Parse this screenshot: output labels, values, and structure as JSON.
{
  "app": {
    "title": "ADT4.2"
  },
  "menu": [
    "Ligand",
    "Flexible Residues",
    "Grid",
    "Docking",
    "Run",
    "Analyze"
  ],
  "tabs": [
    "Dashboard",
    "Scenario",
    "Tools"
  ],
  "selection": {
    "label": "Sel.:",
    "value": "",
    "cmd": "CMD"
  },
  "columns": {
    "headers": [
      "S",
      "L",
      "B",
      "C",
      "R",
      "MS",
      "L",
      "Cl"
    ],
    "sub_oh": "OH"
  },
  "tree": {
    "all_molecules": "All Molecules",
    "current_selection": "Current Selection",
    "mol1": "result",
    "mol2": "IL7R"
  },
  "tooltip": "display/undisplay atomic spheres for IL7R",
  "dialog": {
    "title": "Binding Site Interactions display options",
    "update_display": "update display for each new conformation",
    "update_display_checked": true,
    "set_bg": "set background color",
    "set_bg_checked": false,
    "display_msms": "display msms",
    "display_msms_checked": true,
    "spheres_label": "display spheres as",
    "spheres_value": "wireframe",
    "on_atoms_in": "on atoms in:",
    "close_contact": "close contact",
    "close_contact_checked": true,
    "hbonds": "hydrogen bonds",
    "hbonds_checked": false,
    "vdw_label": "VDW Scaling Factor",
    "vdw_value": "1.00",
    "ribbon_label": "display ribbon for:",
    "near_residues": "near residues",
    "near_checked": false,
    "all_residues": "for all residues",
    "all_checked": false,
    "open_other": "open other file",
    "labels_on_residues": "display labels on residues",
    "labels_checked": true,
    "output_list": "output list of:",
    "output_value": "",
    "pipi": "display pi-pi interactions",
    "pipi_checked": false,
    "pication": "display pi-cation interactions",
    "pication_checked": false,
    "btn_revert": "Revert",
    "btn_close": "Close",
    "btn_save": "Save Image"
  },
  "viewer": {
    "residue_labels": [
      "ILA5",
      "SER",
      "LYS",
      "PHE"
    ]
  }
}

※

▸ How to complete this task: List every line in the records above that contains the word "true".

▸ Written answer:
    "update_display_checked": true,
    "display_msms_checked": true,
    "close_contact_checked": true,
    "labels_checked": true,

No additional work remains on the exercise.